Dirty Dozen: Resist Temptation to Pad Deductions

Let’s face it: it’s never a good idea to be anything but truthful when it comes to filling out an income tax return. It’s a warning the Internal Revenue Service is making to taxpayers and tax preparers alike.

Inflating deductions or credits on a return happens enough to make this year’s IRS “Dirty Dozen” list of the most common tax scams. Taxpayers may encounter these schemes any time, but many of them peak during the tax filing season as people prepare their tax returns or hire others to help with their taxes.

The IRS warns taxpayers to be wary of the various deductions that are commonly overstated by unscrupulous tax preparers in order to get a larger-than-normal refund (and thereby get a larger fee). Some of the most common padded deductions include: charitable contributions, medical expenses, padding business expenses or falsely claiming the Earned Income Tax Credit, Child Tax Credit and other tax benefits.

The IRS reminds taxpayers, “They are still personally at risk, even if someone suggests using these strategies or a paid tax preparer actually prepares their return. By the time the IRS contacts the taxpayer about these problems, the promoter or preparer is often long gone.”

Best to Play it Straight

A taxpayer’s best defense against scams – and the best way to avoid an audit – is to simply preparing an accurate tax return. There are significant penalties for not being totally forthright on a return. Those penalties for filing an incorrect return include:

  • 20 percent of the disallowed amount for filing an erroneous claim for a refund or credit.
  • $5,000 if the IRS determines a taxpayer has filed a “frivolous tax return.” This is a return that does not include enough information to figure the correct tax or that contains information clearly showing that the tax reported is substantially incorrect.
  • In addition to the full amount of tax owed, a taxpayer could be assessed a penalty of 75 percent of the amount owed if the underpayment on the tax return resulted from tax fraud.

Taxpayers may be subject to criminal prosecution and be brought to trial for actions such as willful failure to file a return; supply information; or pay any tax due; fraud and false statements; preparing and filing a fraudulent return and identity theft.

For more information about IRS audits, the balance due collection process and possible civil and criminal penalties for noncompliance, check out the IRS website, IRS.gov

Bob Williams

Forget genes; I’ve got words in my DNA. Communication has been part of who I am nearly all my life. From a long career in radio news to another one in newspapers – and a University of Georgia journalism degree sandwiched between the two – language has been my life.
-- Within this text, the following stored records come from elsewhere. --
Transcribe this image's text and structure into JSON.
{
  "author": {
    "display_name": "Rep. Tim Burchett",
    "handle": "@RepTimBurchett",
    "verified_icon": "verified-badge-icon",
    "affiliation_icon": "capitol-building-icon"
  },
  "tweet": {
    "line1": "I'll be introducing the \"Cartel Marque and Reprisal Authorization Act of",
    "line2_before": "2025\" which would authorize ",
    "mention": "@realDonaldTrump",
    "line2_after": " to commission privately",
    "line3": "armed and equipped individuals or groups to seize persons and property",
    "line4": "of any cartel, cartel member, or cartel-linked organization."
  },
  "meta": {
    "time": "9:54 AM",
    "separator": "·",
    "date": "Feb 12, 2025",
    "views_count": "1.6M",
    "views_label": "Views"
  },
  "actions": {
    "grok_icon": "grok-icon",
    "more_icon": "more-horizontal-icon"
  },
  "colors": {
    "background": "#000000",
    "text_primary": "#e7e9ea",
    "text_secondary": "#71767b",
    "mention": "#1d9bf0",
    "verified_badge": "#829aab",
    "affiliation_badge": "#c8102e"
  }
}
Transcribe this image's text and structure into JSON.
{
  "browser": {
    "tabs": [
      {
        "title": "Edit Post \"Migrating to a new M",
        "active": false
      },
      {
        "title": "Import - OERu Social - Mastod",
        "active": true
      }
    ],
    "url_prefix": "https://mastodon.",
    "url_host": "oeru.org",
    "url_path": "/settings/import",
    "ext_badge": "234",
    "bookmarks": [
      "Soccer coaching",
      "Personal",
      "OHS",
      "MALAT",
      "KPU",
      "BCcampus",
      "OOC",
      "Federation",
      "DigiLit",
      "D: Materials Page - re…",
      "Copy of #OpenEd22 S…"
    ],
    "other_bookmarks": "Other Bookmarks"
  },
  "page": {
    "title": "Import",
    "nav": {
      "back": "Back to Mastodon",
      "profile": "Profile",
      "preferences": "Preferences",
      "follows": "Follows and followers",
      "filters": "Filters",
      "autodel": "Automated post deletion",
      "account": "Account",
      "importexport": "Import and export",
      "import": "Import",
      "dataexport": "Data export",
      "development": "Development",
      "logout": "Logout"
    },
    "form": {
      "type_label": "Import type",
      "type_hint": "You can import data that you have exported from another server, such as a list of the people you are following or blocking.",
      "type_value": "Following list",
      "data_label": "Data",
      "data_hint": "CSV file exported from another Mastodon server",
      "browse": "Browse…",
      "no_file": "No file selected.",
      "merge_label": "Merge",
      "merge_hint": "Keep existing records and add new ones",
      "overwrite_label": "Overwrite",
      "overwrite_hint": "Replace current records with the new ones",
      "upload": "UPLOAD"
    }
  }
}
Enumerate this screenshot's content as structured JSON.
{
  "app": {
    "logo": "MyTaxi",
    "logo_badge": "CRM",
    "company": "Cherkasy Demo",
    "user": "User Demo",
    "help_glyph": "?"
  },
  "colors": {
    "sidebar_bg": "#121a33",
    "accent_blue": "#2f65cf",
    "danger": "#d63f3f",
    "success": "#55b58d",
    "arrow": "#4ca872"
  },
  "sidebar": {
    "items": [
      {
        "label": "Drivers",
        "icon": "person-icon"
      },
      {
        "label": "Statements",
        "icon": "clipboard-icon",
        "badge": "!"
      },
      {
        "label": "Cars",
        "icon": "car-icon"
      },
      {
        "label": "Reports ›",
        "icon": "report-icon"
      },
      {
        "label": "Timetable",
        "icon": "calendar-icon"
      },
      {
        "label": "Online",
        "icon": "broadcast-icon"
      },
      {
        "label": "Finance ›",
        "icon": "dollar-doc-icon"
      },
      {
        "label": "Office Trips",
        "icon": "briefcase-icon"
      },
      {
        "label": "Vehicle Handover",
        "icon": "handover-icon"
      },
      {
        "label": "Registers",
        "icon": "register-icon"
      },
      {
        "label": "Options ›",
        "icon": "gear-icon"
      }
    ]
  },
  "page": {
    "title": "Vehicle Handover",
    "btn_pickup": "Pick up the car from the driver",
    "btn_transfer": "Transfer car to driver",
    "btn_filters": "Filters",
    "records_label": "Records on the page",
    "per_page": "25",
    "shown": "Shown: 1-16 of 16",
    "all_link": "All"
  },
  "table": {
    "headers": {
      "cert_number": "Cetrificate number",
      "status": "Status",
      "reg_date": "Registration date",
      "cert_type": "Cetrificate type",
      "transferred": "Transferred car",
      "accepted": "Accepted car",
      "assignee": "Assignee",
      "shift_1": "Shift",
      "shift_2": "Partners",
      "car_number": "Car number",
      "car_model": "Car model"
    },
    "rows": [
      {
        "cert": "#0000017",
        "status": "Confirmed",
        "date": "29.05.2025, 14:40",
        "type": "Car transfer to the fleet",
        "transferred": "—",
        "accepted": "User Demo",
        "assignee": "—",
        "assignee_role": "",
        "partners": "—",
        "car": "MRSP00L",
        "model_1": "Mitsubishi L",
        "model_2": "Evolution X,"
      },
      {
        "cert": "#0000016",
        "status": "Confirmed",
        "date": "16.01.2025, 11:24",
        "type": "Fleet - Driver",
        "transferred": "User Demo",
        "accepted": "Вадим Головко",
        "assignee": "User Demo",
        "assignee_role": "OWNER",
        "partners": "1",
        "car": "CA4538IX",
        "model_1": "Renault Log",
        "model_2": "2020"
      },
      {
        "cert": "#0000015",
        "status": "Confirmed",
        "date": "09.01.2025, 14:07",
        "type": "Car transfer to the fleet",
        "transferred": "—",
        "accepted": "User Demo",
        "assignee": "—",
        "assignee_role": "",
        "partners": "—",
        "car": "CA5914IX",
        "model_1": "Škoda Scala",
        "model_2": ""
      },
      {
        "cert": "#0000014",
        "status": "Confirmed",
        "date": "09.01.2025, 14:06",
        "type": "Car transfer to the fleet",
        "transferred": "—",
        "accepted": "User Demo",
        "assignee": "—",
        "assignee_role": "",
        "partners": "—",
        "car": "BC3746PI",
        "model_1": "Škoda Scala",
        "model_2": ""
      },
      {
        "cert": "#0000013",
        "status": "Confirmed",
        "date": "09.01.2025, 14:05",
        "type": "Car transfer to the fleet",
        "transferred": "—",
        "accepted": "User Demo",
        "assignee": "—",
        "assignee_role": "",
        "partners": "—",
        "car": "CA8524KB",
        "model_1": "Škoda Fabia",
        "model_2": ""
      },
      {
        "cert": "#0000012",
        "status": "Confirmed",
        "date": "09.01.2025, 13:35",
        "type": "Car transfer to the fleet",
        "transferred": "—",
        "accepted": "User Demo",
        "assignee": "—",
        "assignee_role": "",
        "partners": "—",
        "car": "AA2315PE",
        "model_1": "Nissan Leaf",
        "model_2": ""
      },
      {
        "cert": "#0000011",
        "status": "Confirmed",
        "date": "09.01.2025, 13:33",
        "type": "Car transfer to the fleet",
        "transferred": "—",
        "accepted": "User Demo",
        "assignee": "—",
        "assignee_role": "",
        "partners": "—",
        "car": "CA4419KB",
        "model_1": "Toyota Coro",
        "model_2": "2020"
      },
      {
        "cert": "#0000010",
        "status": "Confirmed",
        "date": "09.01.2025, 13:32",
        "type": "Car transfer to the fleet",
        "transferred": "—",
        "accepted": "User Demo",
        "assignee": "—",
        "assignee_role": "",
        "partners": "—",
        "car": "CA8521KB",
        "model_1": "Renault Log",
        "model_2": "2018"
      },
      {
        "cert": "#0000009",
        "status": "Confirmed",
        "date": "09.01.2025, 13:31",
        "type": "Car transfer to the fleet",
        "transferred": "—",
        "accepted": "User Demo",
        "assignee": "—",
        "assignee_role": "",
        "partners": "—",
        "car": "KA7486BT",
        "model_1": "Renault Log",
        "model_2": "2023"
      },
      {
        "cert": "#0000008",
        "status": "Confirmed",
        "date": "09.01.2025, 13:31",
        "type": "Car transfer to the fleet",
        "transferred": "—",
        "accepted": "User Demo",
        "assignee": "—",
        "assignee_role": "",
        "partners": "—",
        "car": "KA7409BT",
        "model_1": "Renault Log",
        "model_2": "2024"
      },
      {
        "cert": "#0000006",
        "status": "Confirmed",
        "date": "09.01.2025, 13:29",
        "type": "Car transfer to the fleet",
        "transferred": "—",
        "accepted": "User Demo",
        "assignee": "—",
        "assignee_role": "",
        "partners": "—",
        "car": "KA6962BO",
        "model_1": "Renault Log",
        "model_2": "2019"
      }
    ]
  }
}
I’ve also been fortunate to have learned the tax business from the ground up here at Drake, starting with 1040.com online forms some years ago before moving on to work on the Web. In all things tax-ish, we aim to give you tools you can use.